Sort code: 08 32 10
Account number: 12001039
Can I Make Payment from the Bank?
It is possible that you will be able to pay your Self Assessment tax liability at your bank or building society. However, you will only be able to do so if you have both received a postal paying-in slip from HMRC and have also received a paper statement from HMRC. We would therefore recommend paying by online bank transfer where possible.
Can Self Assessment Tax be Paid Anytime?
You can pay your Self Assessment Tax liability at any time once the return is ready to be filed. We would not however recommend paying in advance of this (with the exception of installments on account as outlined above) as any payments will be left unallocated on your HMRC account. This is likely to lead to the payments being refunded.
How to Know if My Self Assessment Tax is Paid?
If you have a Government Gateway account with HMRC, you will be able to log in to this to see any outstanding Self Assessment Tax liabilities. It’s important to note though that it can take around a week for a filed return to update the liability due on your account. Equally any payments made will typically take around a week to reflect on your account. You will also receive a statement from HMRC in the post confirming the payment has been received but this will not be received until some time after the payment has been made.

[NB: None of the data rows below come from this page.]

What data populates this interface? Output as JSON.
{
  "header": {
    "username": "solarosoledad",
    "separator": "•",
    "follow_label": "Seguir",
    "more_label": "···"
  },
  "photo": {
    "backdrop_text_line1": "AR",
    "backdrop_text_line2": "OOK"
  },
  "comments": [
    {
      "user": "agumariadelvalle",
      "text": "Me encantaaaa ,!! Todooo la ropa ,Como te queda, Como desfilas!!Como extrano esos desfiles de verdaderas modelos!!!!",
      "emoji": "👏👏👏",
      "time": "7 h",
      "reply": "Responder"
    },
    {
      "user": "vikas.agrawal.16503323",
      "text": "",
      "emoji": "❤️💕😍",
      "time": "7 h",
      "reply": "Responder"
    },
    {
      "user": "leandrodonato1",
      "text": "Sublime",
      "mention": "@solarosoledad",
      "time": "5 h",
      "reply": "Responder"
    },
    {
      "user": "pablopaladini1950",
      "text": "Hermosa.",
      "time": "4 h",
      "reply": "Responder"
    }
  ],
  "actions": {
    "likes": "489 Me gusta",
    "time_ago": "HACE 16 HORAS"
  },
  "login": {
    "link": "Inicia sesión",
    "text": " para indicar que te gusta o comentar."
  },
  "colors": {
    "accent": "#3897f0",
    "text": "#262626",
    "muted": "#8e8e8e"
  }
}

What Happens if Self Assessment Tax is Not Paid?
If your Self Assessment tax liability is not paid by the 31 January following the end of the tax year for which you have a liability, then your tax payment will be late. If the payment is more than 30 days late (i.e. not paid by the 2 March following the tax year), then a 5% penalty will be applied.

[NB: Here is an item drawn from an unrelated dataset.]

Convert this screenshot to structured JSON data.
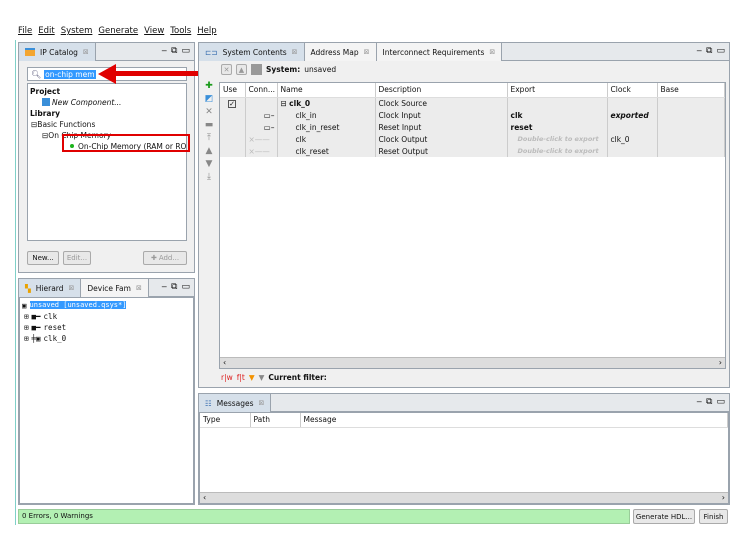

If the tax liability is not paid within 6 months of deadline (i.e. not paid by the second 31st July following the tax year) then the penalty will increase to 10%. Finally, if the penalty is not paid within 12 months of the deadline (i.e. the second 31 January following the tax year), then the penalty will increase to 15%.
In addition to the penalties set out above, interest is also charged at the Bank of England Base Rate plus 2.5%. If for example the Bank of England base rate is currently 3.5%, then the rate of interest charged would be 6%. If for example a Self Assessment tax liability payment of £1,000 was made 6 months late, there would be a penalty of £150 (15%) and interest charged of £60 (6%). The total amount therefore due would be £1,210.
If you know that you will not be able to pay your Self Assessment tax liability on time, we would recommend contacting HMRC as soon as the Self Assessment Tax Return has been filed to negotiate a ‘Time to Pay’ arrangement with HMRC. Before calling HMRC, you should have to hand the latest details on your current income and expenditure as well as details of any savings.
HMRC will use this information to assess whether you will be able to keep up with a ‘Time to Pay’ arrangement. HMRC will only agree to a ‘Time to Pay’ arrangement if they believe that you will be able to keep to the arrangement. You will otherwise be asked to pay in full. So long as your tax liability is less than £30,000 and less than 60 days late, you will be able to set up a payment plan online. If you do not meet these criteria, you will need to call the HMRC Time to Pay helpline.
How to Prepare for a Self Assessment?
We would recommend maintaining bookkeeping records throughout the tax year using cloud accounting software like Xero. In doing this, you will have an accurate estimate of your income for the year and therefore a better idea of your income tax liability for the year. Whilst not required, it is a good habit to set aside an amount each month for your income tax liability.
Do I Need an Accountant for Self Assessment?
For simple cases, it’s likely that you will be able to file your Self Assessment online with HMRC directly. For more complex cases, we would recommend engaging the services of an accountant to ensure that you complete your self assessment accurately and claim all potential deductions and allowances.